“The way I am dressed does not signify that I am a drug user or dealer, and I apologize that stereotypes perpetuated by Mad Decent and HARD Summer have led you to the conclusion that kandi-wearers are drug users. I do not have any drugs of any kind for sale today, and I would encourage you to not approach other kandi-kids in regards to drugs. In my experience, it is the normally-dressed patrons that sell to others inside, not those in festive masks and outfits. It has also been my experience that the kandi-clad ravers are the first to offer water, assistance, and seek medical help for those in need in festival, club, and underground situations. I feel extremely disappointed that you would accuse me of being a criminal based exclusively on my creative expressions, and I sincerely hope you come to understand that all of us here aren’t drug addicts and deviants. We’re all patrons here to enjoy the show in our own way, and I specifically have chosen to enjoy it in an outfit that expresses my creativity; my outfit today is not an advertisement for drug solicitation, and I would highly dissuade you from purchasing anything illegal on the festival grounds. Thank you.”

How do you handle being asked for drugs at festivals? Share your responses in the comments!


I Am Not Lady Casa, But There Should Be More Like Her

Edit; Out of respect, changing title to reflect current name

It’s not often that the people around you surprise you. I’ve been fairly new to this scene, and have even been shocked by how open and accepting the EDM community and PLUR believers have been to me; it’s genuinely shocking in this day and age.

Where those around me in other walks of life are still jaded with the negativity of what our society has aggressively forced us to accept as ‘realism’, the vibrant kandi-mask clad faces of my Twitter followers and newly made friends remind me that there is a generation that has managed to break free of this perpetuated defeatist nonsense.

Some may knock on familiar faces in the scene like Lady Casa for trying to break out and use EDM to platform ideals that are more complex than just feeling the music and embracing the scene, but in her creed of ‘namaste’ and unity of spirituality I see a glimmer of hope in the scene.

The stigma perpetuated by mainstream media would have us believe that raves, festivals, underground DJ sets, and DJs who do not occupy the top 40 on most radio stations preach a creed of drug addiction and social deviancy. Perhaps we need the ultra-spiritual faces of Lady Casa to combat this negative stereotype.

This will come off ranty and I apologize, but I think its high-time we took a moment to analyze what specifically about our scene makes it so deviant to the outside world.

  • Is it the costumes? They are simply a free expression of who we are in that moment.
  • Is it the kandi? These have been banned at some venues, but what is the harm?
  • Is it the glovers? Though they are often there to entertain the eyes of those rolling, no everyone who asks for a lightshow is on drugs.
  • Is it the drugs?
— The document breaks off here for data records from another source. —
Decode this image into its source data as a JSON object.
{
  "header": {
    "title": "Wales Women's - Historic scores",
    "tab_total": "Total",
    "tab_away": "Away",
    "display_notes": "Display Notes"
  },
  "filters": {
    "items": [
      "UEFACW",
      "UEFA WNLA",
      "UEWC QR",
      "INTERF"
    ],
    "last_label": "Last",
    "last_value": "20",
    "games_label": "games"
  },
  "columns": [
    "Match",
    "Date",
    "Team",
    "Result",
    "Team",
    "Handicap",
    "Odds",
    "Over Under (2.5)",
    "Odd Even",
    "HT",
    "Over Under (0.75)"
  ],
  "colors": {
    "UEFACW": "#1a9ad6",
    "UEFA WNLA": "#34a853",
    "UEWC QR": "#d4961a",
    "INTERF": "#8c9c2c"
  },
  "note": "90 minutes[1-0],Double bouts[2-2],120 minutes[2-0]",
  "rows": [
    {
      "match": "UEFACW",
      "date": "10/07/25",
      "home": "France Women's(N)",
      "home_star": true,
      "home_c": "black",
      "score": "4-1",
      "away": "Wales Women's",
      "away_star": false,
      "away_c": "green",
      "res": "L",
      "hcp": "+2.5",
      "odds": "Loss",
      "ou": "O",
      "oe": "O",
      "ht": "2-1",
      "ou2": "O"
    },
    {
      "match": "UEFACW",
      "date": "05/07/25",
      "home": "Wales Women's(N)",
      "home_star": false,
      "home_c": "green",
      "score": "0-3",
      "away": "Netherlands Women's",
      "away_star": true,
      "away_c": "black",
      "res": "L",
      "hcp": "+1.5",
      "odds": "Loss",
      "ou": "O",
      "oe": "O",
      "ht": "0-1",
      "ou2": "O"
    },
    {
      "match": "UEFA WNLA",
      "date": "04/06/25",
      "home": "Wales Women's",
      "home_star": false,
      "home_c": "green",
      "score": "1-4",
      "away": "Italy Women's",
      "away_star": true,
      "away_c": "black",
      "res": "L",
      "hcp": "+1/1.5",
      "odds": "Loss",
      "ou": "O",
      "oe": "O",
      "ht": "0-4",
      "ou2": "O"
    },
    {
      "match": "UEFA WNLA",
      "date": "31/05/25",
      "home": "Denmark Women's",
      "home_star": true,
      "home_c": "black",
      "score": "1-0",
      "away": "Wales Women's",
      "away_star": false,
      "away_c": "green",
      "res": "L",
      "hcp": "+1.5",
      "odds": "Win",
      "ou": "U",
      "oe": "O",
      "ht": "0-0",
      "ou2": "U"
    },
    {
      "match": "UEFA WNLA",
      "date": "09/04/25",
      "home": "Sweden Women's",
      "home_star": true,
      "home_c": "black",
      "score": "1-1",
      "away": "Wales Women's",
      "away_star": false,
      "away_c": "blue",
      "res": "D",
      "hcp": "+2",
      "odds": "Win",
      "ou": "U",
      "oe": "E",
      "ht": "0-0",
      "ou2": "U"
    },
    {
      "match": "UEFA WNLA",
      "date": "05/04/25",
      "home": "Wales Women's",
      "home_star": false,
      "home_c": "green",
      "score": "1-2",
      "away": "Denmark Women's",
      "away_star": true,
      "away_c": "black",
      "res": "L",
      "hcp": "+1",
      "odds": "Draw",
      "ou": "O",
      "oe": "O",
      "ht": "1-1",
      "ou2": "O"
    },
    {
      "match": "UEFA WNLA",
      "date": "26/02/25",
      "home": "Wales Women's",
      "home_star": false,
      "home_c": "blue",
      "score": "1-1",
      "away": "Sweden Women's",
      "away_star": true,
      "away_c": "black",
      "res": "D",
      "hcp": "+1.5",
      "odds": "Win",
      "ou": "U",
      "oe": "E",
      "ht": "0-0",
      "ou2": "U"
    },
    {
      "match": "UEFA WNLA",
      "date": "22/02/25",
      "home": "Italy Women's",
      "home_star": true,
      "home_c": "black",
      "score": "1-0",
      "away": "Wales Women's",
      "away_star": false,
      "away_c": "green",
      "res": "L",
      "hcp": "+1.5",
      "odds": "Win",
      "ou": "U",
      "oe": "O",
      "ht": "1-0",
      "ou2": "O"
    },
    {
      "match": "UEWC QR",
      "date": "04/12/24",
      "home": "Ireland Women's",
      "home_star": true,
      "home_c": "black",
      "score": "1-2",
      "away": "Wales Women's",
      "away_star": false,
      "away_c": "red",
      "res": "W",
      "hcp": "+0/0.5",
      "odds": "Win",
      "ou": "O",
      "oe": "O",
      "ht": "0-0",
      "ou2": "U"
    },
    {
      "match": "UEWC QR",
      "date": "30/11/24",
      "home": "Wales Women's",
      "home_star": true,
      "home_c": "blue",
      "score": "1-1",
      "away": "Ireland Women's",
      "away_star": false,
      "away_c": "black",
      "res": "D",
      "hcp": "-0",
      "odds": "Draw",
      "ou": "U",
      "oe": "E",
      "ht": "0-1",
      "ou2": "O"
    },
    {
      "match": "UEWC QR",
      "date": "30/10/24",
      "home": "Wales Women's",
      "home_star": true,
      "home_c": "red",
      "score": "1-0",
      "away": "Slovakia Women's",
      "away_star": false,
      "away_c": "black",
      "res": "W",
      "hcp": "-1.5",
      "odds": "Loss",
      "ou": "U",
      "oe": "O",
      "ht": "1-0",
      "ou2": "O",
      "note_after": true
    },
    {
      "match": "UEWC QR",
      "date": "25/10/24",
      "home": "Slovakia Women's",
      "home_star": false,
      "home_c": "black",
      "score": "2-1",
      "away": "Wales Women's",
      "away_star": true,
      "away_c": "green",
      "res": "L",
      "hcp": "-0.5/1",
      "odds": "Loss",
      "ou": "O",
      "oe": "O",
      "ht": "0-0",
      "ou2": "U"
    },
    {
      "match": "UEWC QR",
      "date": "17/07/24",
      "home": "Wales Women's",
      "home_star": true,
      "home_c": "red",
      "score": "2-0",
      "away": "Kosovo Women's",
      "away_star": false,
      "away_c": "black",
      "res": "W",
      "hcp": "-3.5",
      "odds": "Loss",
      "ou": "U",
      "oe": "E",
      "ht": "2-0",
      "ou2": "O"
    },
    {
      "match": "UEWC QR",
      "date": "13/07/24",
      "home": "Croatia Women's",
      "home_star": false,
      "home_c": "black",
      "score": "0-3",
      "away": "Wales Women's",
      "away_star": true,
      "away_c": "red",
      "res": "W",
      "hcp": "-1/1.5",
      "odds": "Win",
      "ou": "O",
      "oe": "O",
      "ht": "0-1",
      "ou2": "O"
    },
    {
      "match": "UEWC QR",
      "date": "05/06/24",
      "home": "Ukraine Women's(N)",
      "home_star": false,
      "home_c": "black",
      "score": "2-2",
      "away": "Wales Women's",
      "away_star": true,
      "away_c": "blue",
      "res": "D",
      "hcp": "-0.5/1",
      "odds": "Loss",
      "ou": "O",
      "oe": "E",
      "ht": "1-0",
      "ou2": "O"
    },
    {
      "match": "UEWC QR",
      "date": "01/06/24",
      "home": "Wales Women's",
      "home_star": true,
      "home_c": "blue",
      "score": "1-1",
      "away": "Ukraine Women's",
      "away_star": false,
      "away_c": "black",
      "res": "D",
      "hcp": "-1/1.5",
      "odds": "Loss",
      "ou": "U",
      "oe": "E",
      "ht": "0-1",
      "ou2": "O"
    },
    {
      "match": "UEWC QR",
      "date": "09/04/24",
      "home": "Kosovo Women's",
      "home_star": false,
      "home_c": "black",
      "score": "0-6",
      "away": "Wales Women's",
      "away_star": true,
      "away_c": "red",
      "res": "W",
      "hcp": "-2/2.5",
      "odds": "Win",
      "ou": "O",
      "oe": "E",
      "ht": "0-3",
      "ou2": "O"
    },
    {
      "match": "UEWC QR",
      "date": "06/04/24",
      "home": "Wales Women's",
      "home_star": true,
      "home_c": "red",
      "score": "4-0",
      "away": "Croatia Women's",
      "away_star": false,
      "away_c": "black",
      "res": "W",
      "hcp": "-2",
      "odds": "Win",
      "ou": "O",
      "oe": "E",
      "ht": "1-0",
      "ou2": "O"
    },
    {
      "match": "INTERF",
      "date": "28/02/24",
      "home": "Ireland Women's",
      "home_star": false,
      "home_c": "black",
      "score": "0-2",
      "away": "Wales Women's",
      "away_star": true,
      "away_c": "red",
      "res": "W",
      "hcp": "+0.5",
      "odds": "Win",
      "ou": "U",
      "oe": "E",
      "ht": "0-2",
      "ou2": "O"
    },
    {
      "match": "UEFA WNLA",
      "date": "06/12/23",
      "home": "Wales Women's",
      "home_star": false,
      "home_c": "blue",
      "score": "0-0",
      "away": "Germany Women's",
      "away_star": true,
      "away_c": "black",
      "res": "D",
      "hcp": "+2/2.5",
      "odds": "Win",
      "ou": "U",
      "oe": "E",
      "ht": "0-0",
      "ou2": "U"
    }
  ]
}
Weed can be found at nearly all concerts, and molly has begun to appear at rap venues and even some rock venues as well; and even then, it’s not exclusive to edm…and edm does not exclusively promote it, nor should it be defined solely on one aspect.
  • Is it the message? Tell me, would you rather a message of ‘express yourself’ and ‘free your mind’ or a message of ‘fuck lots of women’ and ‘spend your money lavishly and foolishly’? The message behind most EDM songs are not extensively about degrading women and abusing alcohol.

As we move forward as one united family of like-minded individuals, I just wish we had more voices for this message of acceptance, and more receptive ears to combat the negative stigma prolifically injuring the EDM scene.

Im am not Lady Casa, nor would I ever dream to compare myself to her, but as RageHound I want to express my love for a scene that has chosen to love me, and my gratitude at their acceptance. I just wish this acceptance was more recognized by the masses.

That’s all.

~The Hound